Psychological pricing could bring a significant boost to a retailer’s financial results, yet it has a limited scope of practical use. That’s why psychological pricing works best as a supplementing tool in combination with more complex strategies.
Bundle pricing tactic to sell more
Bundle pricing strategy implies selling a set of products for a lower price than each of these products separately. This approach is one of the most effective means to sell the products with a relatively low demand.
The Microsoft Office software pack is one of the best examples of a bundle pricing strategy's use in practice. Most of the users purchasing Microsoft Office package need no more than 3-4 services on average even though they have access to the whole package. Special promo offers in retail may also serve as an example of a bundle pricing strategy. For example, KVI products are paired together with the low-demand products and then sold at a discount price.
The main advantages of bundle pricing strategy stem from the fact that customers like purchasing products in groups, as it usually ads value to their buying experience. In addition, shoppers tend to enjoy versatility in a single act of purchase and avoid frustration while choosing complementary products.
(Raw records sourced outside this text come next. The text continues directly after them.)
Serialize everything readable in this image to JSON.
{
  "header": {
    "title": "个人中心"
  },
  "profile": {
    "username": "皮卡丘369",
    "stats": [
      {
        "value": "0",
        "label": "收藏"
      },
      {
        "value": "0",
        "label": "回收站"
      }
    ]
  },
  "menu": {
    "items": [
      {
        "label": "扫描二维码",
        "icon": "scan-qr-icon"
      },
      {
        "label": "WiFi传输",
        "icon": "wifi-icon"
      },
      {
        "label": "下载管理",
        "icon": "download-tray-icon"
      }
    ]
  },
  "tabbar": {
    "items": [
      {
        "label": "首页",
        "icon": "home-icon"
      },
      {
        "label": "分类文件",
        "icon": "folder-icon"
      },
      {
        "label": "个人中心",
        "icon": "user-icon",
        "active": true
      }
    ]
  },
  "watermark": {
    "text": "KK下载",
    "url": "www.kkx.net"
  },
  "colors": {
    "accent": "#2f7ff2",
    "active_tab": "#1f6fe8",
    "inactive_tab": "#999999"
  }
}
However, customers do not always need all the products in a bundle while paying for all of them. Besides, It is difficult for retailers to remain transparent in their pricing decisions for bundled products and find a balance between their and customers’ total value for the items. Therefore, similarly to a psychological approach, bundle pricing works best in combination with other strategies.
After we’ve outlined the merits and drawbacks of all major pricing strategies, you’re probably asking: “Ok, but how should I choose a single strategy for my business?”. Of course, the choice of a particular pricing strategy depends on a plethora of internal and external factors unique for each business. However, there are two fundamental recommendations that we believe are relevant for all types of retailers regardless of industry, size or business maturity.
First of all, the combination of approaches is always better than a single strategy. What it means is that you should find the major prevailing strategy, yet it is worth being supplemented with elements of other strategies. For example, you can rely mainly on the competition-based strategy and, at the same time, use some principles of psychological pricing or bundle pricing. The visual below highlights the major pillars underlying the balanced development of a pricing strategy.
Whatever strategy you choose, it’s successful implementation is hardly possible without relying on advanced pricing software. And that’s our second recommendation. Just one example: if a manager can deal with only 3 or 4 factors while crafting a single price, the advanced pricing software, like Competera, processes 60 factors at once.
Human-centric pricing is hardly a sustainable way to cope with the growing competition in retail. We believe that the future belongs to proactive pricing and comprehensive price optimization. Competera enables businesses to manage prices on portfolio level using advanced ML/AI models. What it means is that retailers can craft optimal value offerings to maximize their revenue and profit under the framework of any strategy they choose.